There are nine characteristics protected under the Equality Act 2010. Sexual orientation is one of these characteristics.
Sexual orientation is whether a person's sexual attraction is towards their own sex, the opposite sex or to both sexes.
Supporting young people who are coming out
Coming out is when a child or young person tells other people about their sexuality or sexual orientation. Young people may feel comfortable doing this in different ways and at different ages. LBGTQ+ young people who choose to come out will often have to come out several times to different people, which can be stressful for them.
Coming out was the top concern for LGBTQ+ young people contacting Childline about sexual and gender identity in 2020/21. Many young people are worried about how their family will react if they came out, while children who had come out to their family felt they weren’t taken seriously or didn’t feel they could be themselves.
LGBT in Britain
Stonewall commissioned YouGov to carry out a survey asking more than 5,000 lesbian, gay, bi and trans (LGBT) people across England, Scotland and Wales about their life in Britain today.
This report, part of a series based on the research, investigates the specific experiences of LGBT people at home, in LGBT communities and in their faith communities. The study reveals the extent to which LGBT people still lack support from family members and that many LGBT people don’t feel able to be open about their sexual orientation and gender identity. It also looks at how inclusive LGBT specific places are and investigates incidences of discrimination within LGBT communities.
The importance of using inclusive language
In this talk, diversity trainer and activist Fahad Saeed addresses the persistent myth that inclusive language and acronyms create more barriers than they tear down. Sharing his own experiences as a gay Muslim man born to immigrant parents, he explains how redefining the constructs around personal identity can have positive repercussions in marginalized communities and beyond.
3 ways to be a better ally in the workplace
We're taught to believe that hard work and dedication will lead to success, but that's not always the case. Gender, race, ethnicity, religion, disability, sexual orientation are among the many factors that affect our chances, says writer and advocate Melinda Briana Epler, and it's up to each of us to be allies for those who face discrimination. In this actionable talk, she shares three ways to support people who are underrepresented in the workplace.
"There's no magic wand for correcting diversity and inclusion," she says. "Change happens one person at a time, one act at a time, one word at a time."
Working with LGBTQI+ Disabled People: top tips for personal assistants and support workers
Provides information for personal assistants (PAs), support workers, social workers and other social care staff working with LGBTQI+ Disabled People. It is based on research in England carried out by a partnership of the University of Bristol, Regard (the national LGBTQI+ Disabled People’s organisation), the Social Care Institute for Excellence (SCIE) and Stonewall. The research was funded by the National Institute for Health Research (NIHR) School for Social Care Research.

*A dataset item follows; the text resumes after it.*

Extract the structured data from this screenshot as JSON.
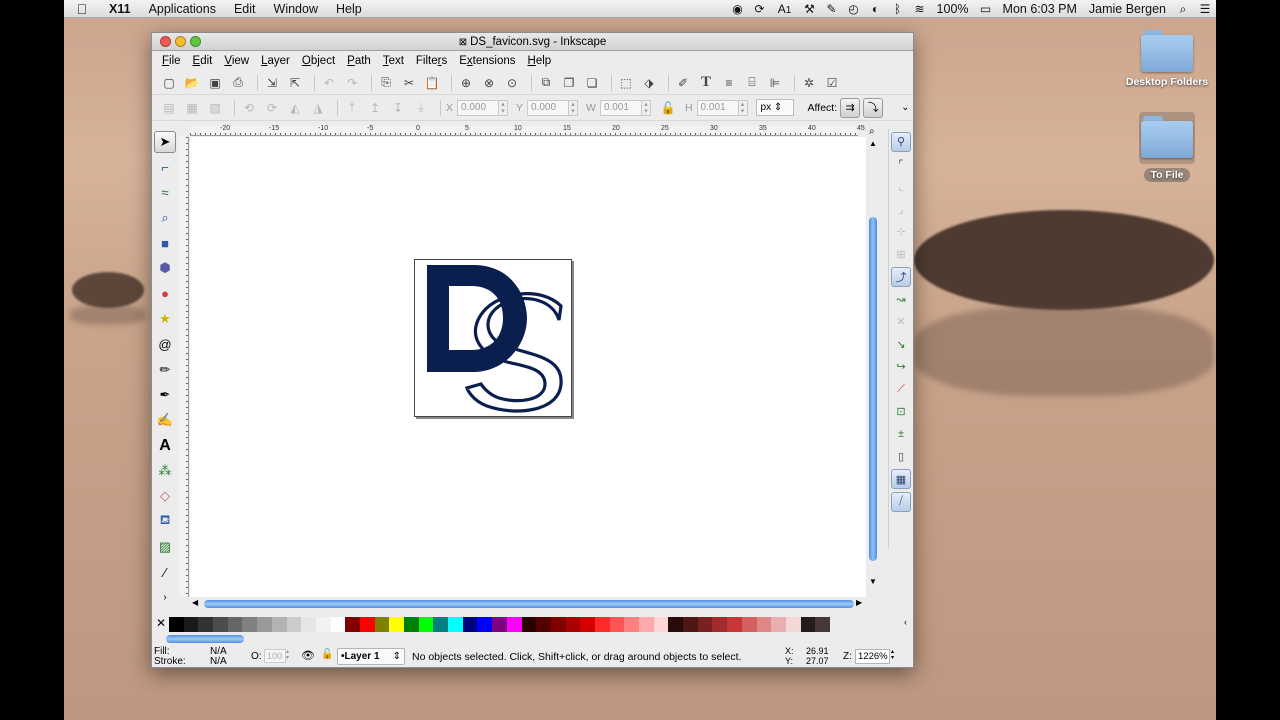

LGBTQ History – English Heritage
Individuals throughout history have lived radical private lives outside the accepted sexual and gender norms of the time. However, LGBTQ history is often hidden from view. Expression of same-sex love and gender non-conformity has been constrained by both repressive social attitudes and criminal persecution. The few first-hand accounts made of LGBTQ experience were often destroyed for self-protection.
By uncovering the LGBTQ stories that have survived, researchers can start to represent the true diversity of sexuality and gender in the history of England. Find out more about the lives of England’s LGBTQ people and their important place in the stories of English Heritage sites.
The East Sussex Lesbian, Gay, Bisexual, Trans and Queer plus (LGBTQ+) Needs Assessment
JSNA - Comprehensive Needs Assessments (eastsussexjsna.org.uk)
The report provides an overview of the health needs and experiences of LGBTQ+ people across the life course, including health behaviours, health status and disability, experience and use of services, COVID19 and wider determinants of health. It also explores best practice and then makes a series of recommendations. It’ll be useful to anyone seeking data on health outcomes and disparities for LGBTQ+ people focused on the local areas (for equality impact assessments for example) and insights into barriers to services and what can be done to remove or avoid them.